Early this year, the Middlesex County Improvement Authority failed to pay $1 million interest on a $20 million loan that it had obtained from the Casino Reinvestment Development Authority. The loan was obtained in 2005 to finance the development of The Heldrich, a hotel and conference center in New Brunswick constructed by the New Brunswick Development Corp. The Authority had already accumulated arrears of approximately $7 million in missed payments. This information was originally reported on Press of Atlantic City.
The New Brunswick Development Corporation serves as a model for its sister firm, the Atlantic City Development, which is expected to manage over $200 million in private and public financing. Senate President, Stephen Sweeney, touted the corporation as a model of what can be achieved when public resources are channeled through private companies to implement large-scale constructions. Chris Paladino who structured Heldrich’s $20 million loan heads the two corporations. The 235-room hotel was opened in 2007 as the economic crisis was setting in. However, it has been struggling to attract guests for quite some time. The previous year’s occupancy stood at 63.5 percent.
On the other end, the Atlantic County Improvement Authority is setting up a $120 million in bonds to be issued in May for the Gateway project. The bond will be utilized to construct a Stockton University Satellite campus and will be repaid through the dorm room revenue and tax credit sales. John Cantalupo, Atlantic County Improvement Authority’s bond counsel, noted that he had examined the Heldrich financing. He was positive that the Gateway bonds would not experience similar shortfalls.

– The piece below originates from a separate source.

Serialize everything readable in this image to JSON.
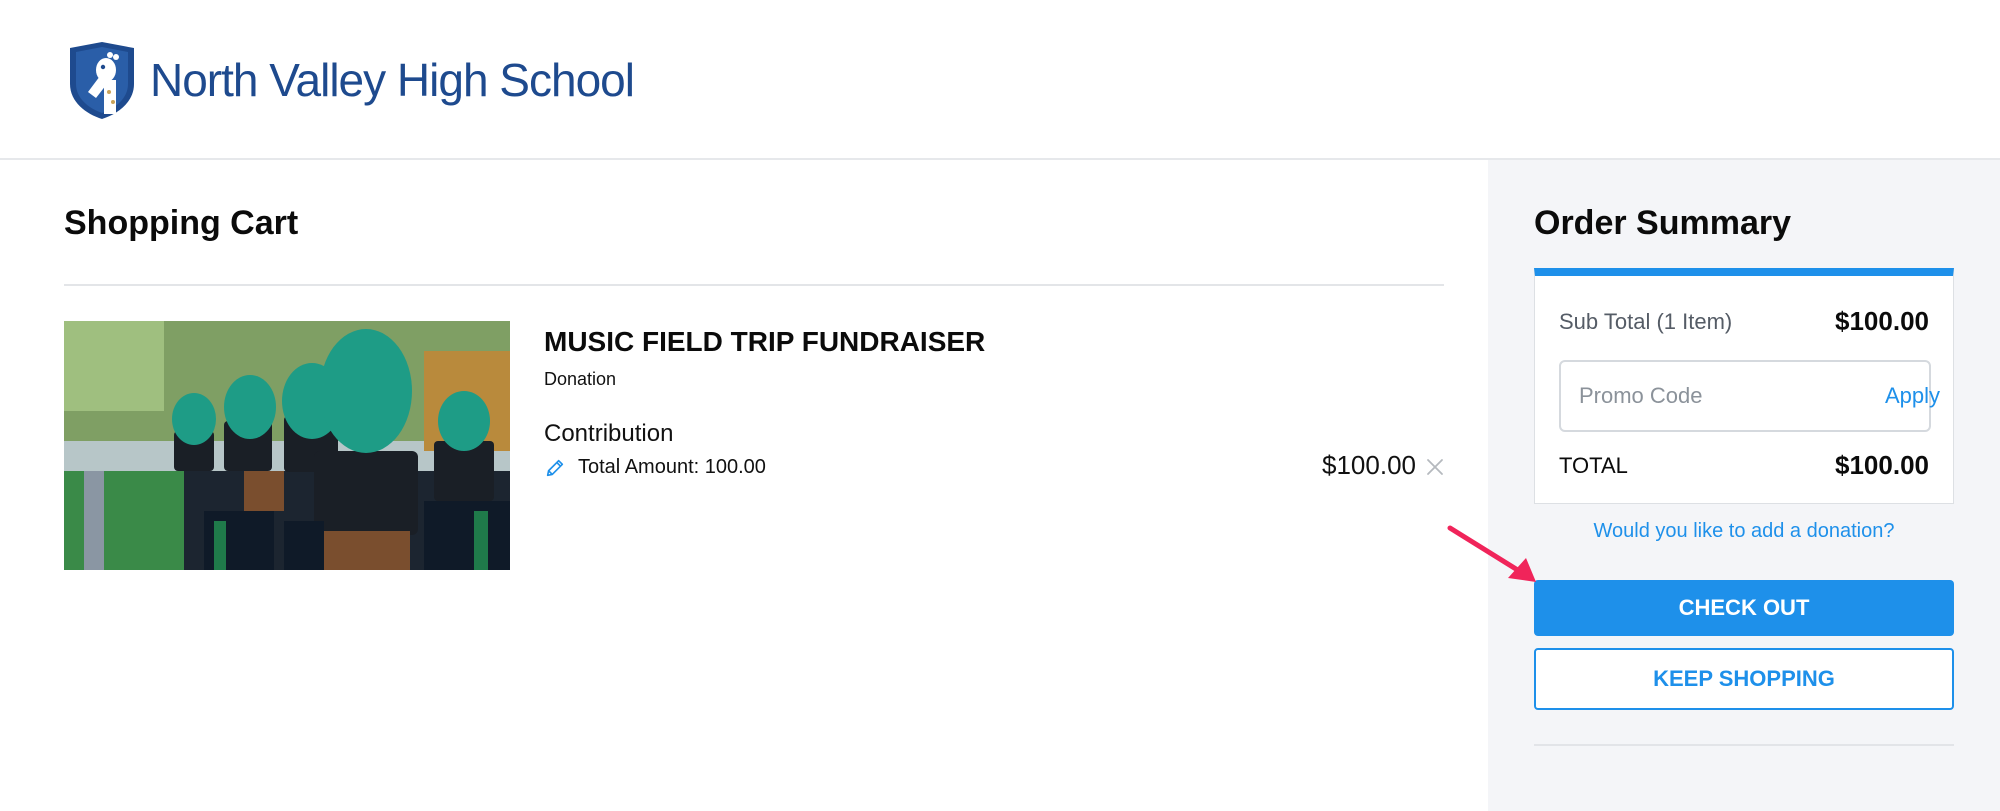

Devco was established in mid-1970’s to act as a catalyst for the revitalization of the city. It is a private nonprofit real estate development firm. The corporation has played a pivotal role in the renaissance of New Brunswick. New York Times recognized Devco as a “powerful engine for economic growth.” Since it was established, Devco has managed about $1.6 billion of investments within the City.